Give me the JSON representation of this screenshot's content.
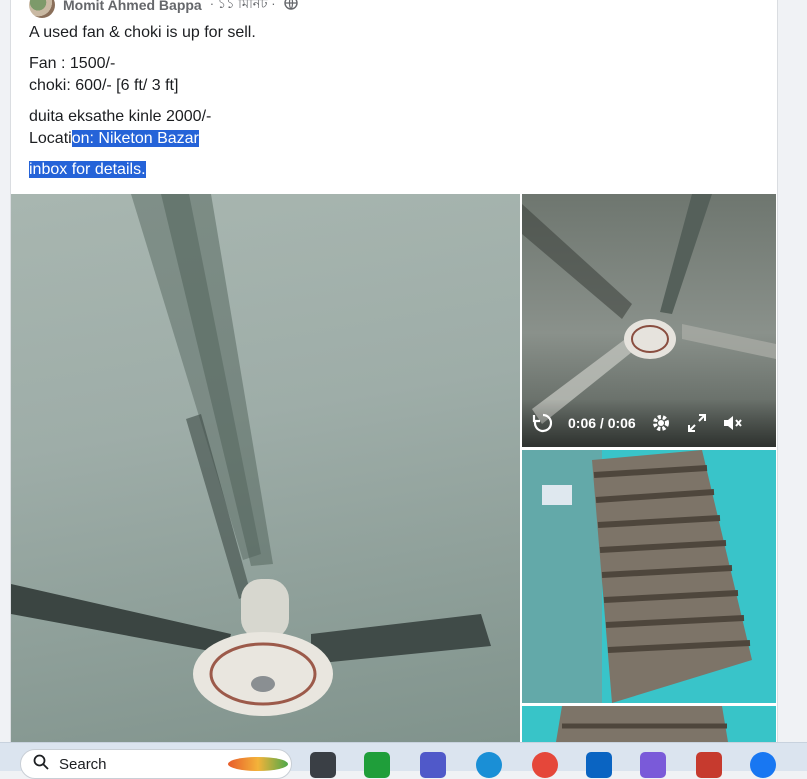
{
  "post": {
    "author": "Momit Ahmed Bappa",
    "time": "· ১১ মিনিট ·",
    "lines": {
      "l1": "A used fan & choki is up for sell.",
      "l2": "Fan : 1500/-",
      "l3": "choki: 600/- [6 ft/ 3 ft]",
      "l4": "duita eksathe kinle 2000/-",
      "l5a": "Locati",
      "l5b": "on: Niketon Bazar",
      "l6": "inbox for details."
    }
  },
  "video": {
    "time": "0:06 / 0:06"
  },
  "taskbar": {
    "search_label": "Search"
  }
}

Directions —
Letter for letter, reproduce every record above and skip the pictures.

Solution for this task —
Give me the JSON representation of this screenshot's content.
{
  "post": {
    "author": "Momit Ahmed Bappa",
    "time": "· ১১ মিনিট ·",
    "lines": {
      "l1": "A used fan & choki is up for sell.",
      "l2": "Fan : 1500/-",
      "l3": "choki: 600/- [6 ft/ 3 ft]",
      "l4": "duita eksathe kinle 2000/-",
      "l5a": "Locati",
      "l5b": "on: Niketon Bazar",
      "l6": "inbox for details."
    }
  },
  "video": {
    "time": "0:06 / 0:06"
  },
  "taskbar": {
    "search_label": "Search"
  }
}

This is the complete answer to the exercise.